Several studies have verified that irreversible oxidation of protein sulfhydryls is more extensive in aged tissue samples. If these damaged proteins are not sufficiently removed by proteolysis, aged cells may accumulate increased amounts of protein containing damaged sulfhydryls. An adequate pool of glutathione as a protectant is essential to prevent this increase in sulfhydryl oxidation. However, changes in the glutathione redox status during the aging process indicate that there is only a limited potential for regeneration of oxidized protein sulfhydryls left [reviewed in ref.
Examples for specific oxidation ofaromatic amino acid residues (see Table 1) are the conversion of phenylalanine to a-tyrosine, m-tyrosine and 3-nitrophenylalanine, respectively (Figure 4). Another amino acid residue present in proteins that is susceptible to oxidation is the indole moiety of tryptophan. The reducing potential is considerably less than that of cysteine and methionine, so oxidation of tryptophanyl residues usually does not occur until all exposed thiol residues are oxidized. Tryptophan residues are the only chromophoric moieties in proteins which can be photooxidized to tryptophanyl radicals by UV radiation .

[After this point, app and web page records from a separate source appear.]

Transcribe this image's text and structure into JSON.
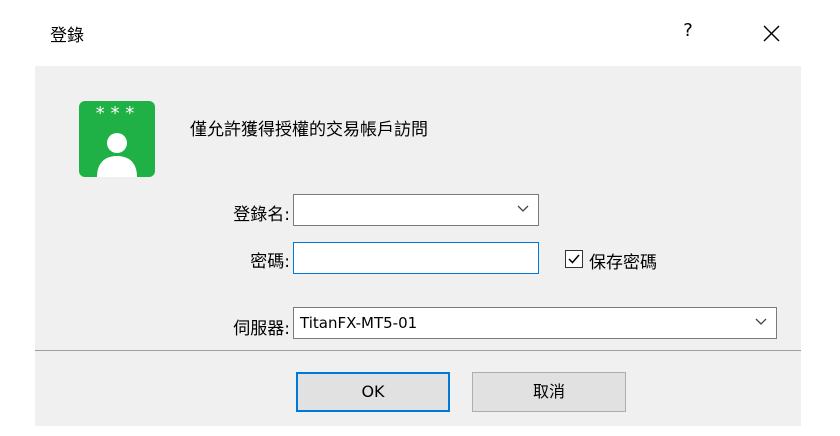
{
  "window": {
    "title": "登錄",
    "help_label": "?"
  },
  "avatar": {
    "stars": "***"
  },
  "message": "僅允許獲得授權的交易帳戶訪問",
  "login": {
    "label": "登錄名:",
    "value": ""
  },
  "password": {
    "label": "密碼:",
    "value": ""
  },
  "save_password": {
    "label": "保存密碼",
    "checked": true
  },
  "server": {
    "label": "伺服器:",
    "value": "TitanFX-MT5-01"
  },
  "buttons": {
    "ok": "OK",
    "cancel": "取消"
  },
  "colors": {
    "avatar_green": "#1fb145",
    "focus_blue": "#0078d7"
  }
}
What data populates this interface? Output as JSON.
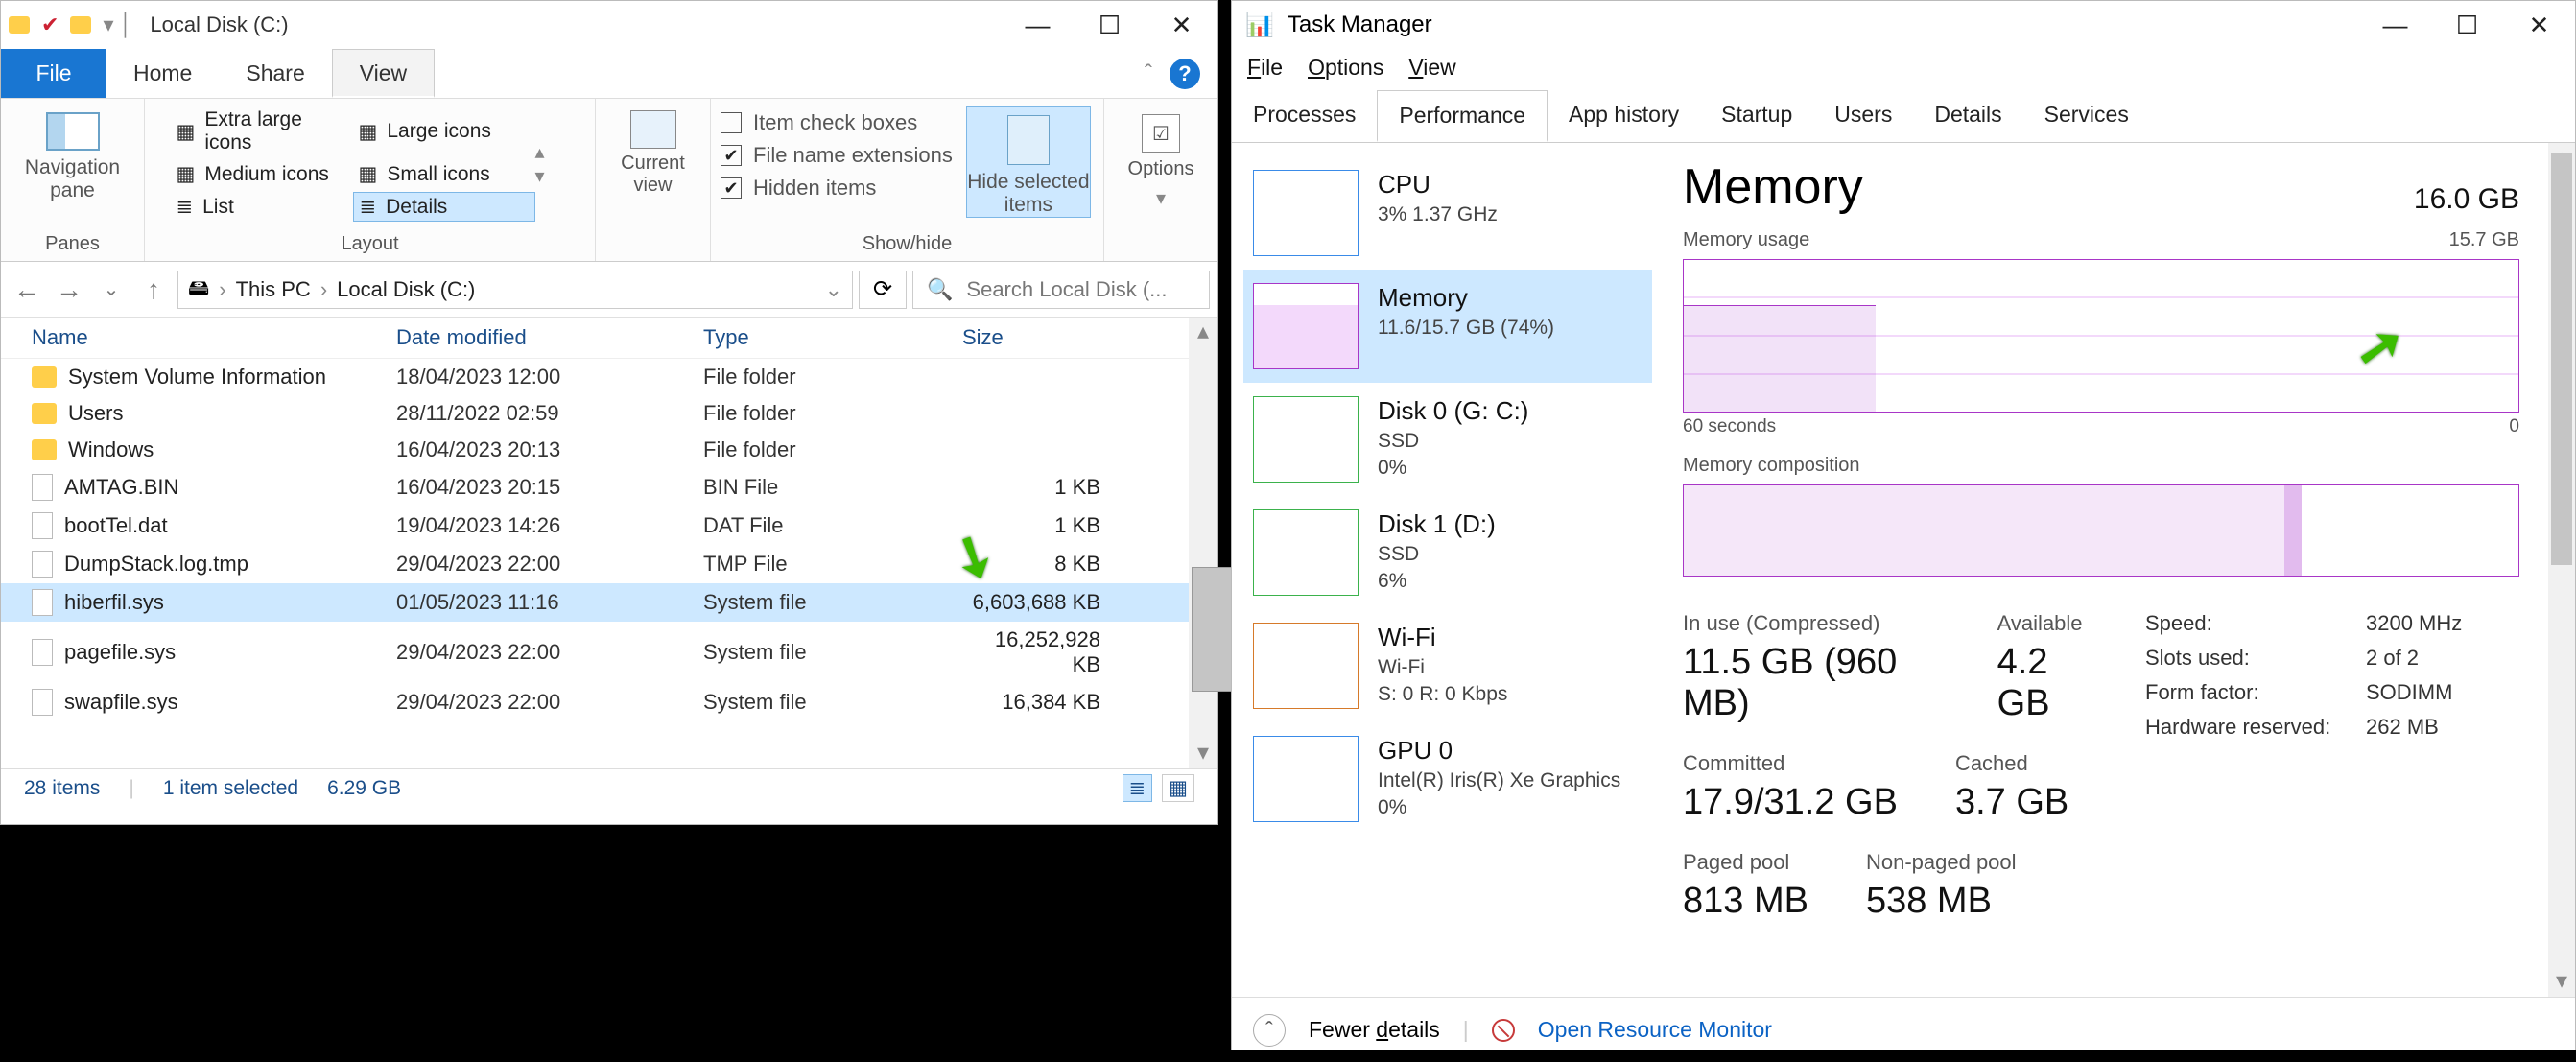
{
  "explorer": {
    "title": "Local Disk (C:)",
    "tabs": {
      "file": "File",
      "home": "Home",
      "share": "Share",
      "view": "View"
    },
    "ribbon": {
      "panes_group": "Panes",
      "nav_pane": "Navigation\npane",
      "layout_group": "Layout",
      "layout_items": [
        "Extra large icons",
        "Large icons",
        "Medium icons",
        "Small icons",
        "List",
        "Details"
      ],
      "current_view": "Current\nview",
      "showhide_group": "Show/hide",
      "chk_item_boxes": "Item check boxes",
      "chk_ext": "File name extensions",
      "chk_hidden": "Hidden items",
      "hide_selected": "Hide selected\nitems",
      "options": "Options"
    },
    "breadcrumb": {
      "root": "This PC",
      "leaf": "Local Disk (C:)"
    },
    "search_placeholder": "Search Local Disk (...",
    "columns": {
      "name": "Name",
      "date": "Date modified",
      "type": "Type",
      "size": "Size"
    },
    "rows": [
      {
        "icon": "folder",
        "name": "System Volume Information",
        "date": "18/04/2023 12:00",
        "type": "File folder",
        "size": ""
      },
      {
        "icon": "folder",
        "name": "Users",
        "date": "28/11/2022 02:59",
        "type": "File folder",
        "size": ""
      },
      {
        "icon": "folder",
        "name": "Windows",
        "date": "16/04/2023 20:13",
        "type": "File folder",
        "size": ""
      },
      {
        "icon": "file",
        "name": "AMTAG.BIN",
        "date": "16/04/2023 20:15",
        "type": "BIN File",
        "size": "1 KB"
      },
      {
        "icon": "file",
        "name": "bootTel.dat",
        "date": "19/04/2023 14:26",
        "type": "DAT File",
        "size": "1 KB"
      },
      {
        "icon": "file",
        "name": "DumpStack.log.tmp",
        "date": "29/04/2023 22:00",
        "type": "TMP File",
        "size": "8 KB"
      },
      {
        "icon": "file",
        "name": "hiberfil.sys",
        "date": "01/05/2023 11:16",
        "type": "System file",
        "size": "6,603,688 KB",
        "selected": true
      },
      {
        "icon": "file",
        "name": "pagefile.sys",
        "date": "29/04/2023 22:00",
        "type": "System file",
        "size": "16,252,928 KB"
      },
      {
        "icon": "file",
        "name": "swapfile.sys",
        "date": "29/04/2023 22:00",
        "type": "System file",
        "size": "16,384 KB"
      }
    ],
    "status": {
      "items": "28 items",
      "selected": "1 item selected",
      "size": "6.29 GB"
    }
  },
  "tm": {
    "title": "Task Manager",
    "menu": [
      "File",
      "Options",
      "View"
    ],
    "tabs": [
      "Processes",
      "Performance",
      "App history",
      "Startup",
      "Users",
      "Details",
      "Services"
    ],
    "active_tab": "Performance",
    "cards": [
      {
        "title": "CPU",
        "sub": "3%  1.37 GHz",
        "color": "#3a8be8"
      },
      {
        "title": "Memory",
        "sub": "11.6/15.7 GB (74%)",
        "color": "#a836c7",
        "selected": true
      },
      {
        "title": "Disk 0 (G: C:)",
        "sub": "SSD",
        "sub2": "0%",
        "color": "#3bb24c"
      },
      {
        "title": "Disk 1 (D:)",
        "sub": "SSD",
        "sub2": "6%",
        "color": "#3bb24c"
      },
      {
        "title": "Wi-Fi",
        "sub": "Wi-Fi",
        "sub2": "S: 0 R: 0 Kbps",
        "color": "#d67a2a"
      },
      {
        "title": "GPU 0",
        "sub": "Intel(R) Iris(R) Xe Graphics",
        "sub2": "0%",
        "color": "#3a8be8"
      }
    ],
    "mem": {
      "heading": "Memory",
      "total": "16.0 GB",
      "usage_label": "Memory usage",
      "usage_max": "15.7 GB",
      "axis_left": "60 seconds",
      "axis_right": "0",
      "comp_label": "Memory composition",
      "inuse_lab": "In use (Compressed)",
      "inuse_val": "11.5 GB (960 MB)",
      "avail_lab": "Available",
      "avail_val": "4.2 GB",
      "committed_lab": "Committed",
      "committed_val": "17.9/31.2 GB",
      "cached_lab": "Cached",
      "cached_val": "3.7 GB",
      "paged_lab": "Paged pool",
      "paged_val": "813 MB",
      "nonpaged_lab": "Non-paged pool",
      "nonpaged_val": "538 MB",
      "speed_lab": "Speed:",
      "speed_val": "3200 MHz",
      "slots_lab": "Slots used:",
      "slots_val": "2 of 2",
      "form_lab": "Form factor:",
      "form_val": "SODIMM",
      "hw_lab": "Hardware reserved:",
      "hw_val": "262 MB"
    },
    "footer": {
      "fewer": "Fewer details",
      "orm": "Open Resource Monitor"
    }
  }
}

Thus, exposure of old houseflies to X-irradiation led to greater increase in the protein carbonyl content and to greater loss of glucose-6-phosphate dehydrogenase activity compared to young flies . The age-related accumulation of oxidized proteins may result from an increase in protein oxidation or a decline in the degradation of oxidized proteins. It was suggested that both processes actually contribute to an age-related accumulation of oxidized compounds. There is a strong indication that protein turnover in cells and tissues tends to decline with age, and we now have good evidence demonstrating an actual decrease in the activity of the major cytosolic protease - the proteasomal system [reviewed in ref.
Aging at the Molecular Level by Nicolle Sitte, Thomas von Zglinicki (auth.), Thomas von Zglinicki (eds.)